### WHAT TO DO
What lines of the data below hold the string "Banner"? Copy each one.

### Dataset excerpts
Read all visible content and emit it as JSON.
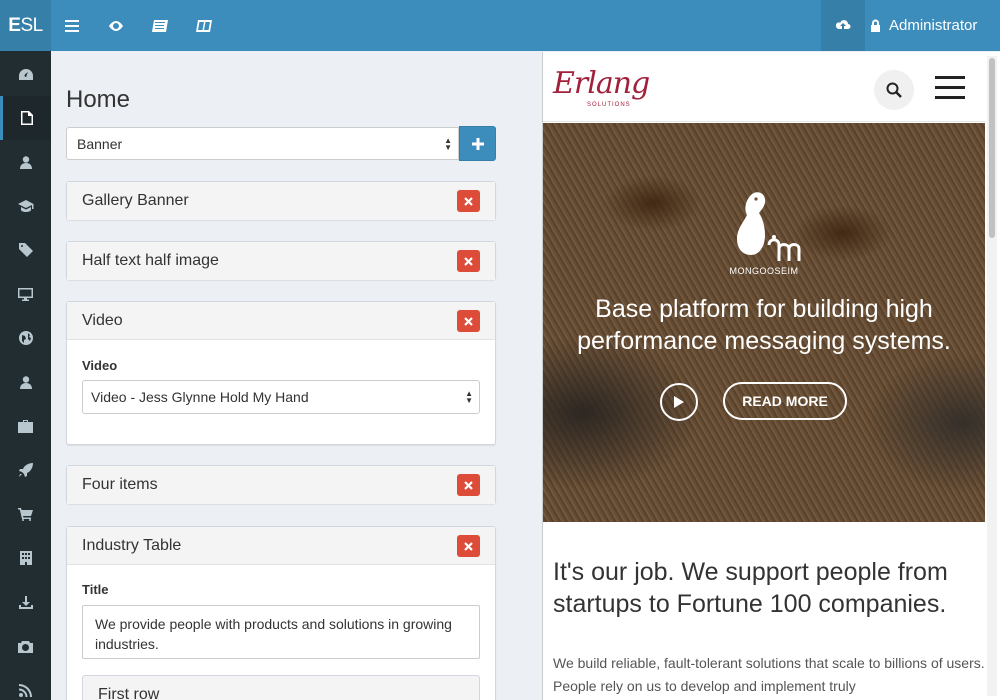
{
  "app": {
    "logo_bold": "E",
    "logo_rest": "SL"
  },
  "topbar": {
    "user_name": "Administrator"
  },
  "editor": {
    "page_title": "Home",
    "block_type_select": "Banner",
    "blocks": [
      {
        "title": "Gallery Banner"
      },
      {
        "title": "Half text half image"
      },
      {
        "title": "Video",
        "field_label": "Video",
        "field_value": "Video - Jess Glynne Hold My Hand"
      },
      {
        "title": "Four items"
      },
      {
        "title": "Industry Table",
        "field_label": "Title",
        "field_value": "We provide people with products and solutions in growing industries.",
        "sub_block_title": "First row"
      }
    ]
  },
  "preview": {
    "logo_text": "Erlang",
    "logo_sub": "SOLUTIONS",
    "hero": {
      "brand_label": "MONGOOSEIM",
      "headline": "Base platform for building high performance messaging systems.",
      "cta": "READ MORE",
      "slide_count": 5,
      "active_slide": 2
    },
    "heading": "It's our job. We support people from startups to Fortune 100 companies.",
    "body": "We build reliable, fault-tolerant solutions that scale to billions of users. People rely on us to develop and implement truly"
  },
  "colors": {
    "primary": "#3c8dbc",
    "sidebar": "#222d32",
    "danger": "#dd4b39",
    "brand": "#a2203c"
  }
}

### EXERCISE ANSWER
    "block_type_select": "Banner",
        "title": "Gallery Banner"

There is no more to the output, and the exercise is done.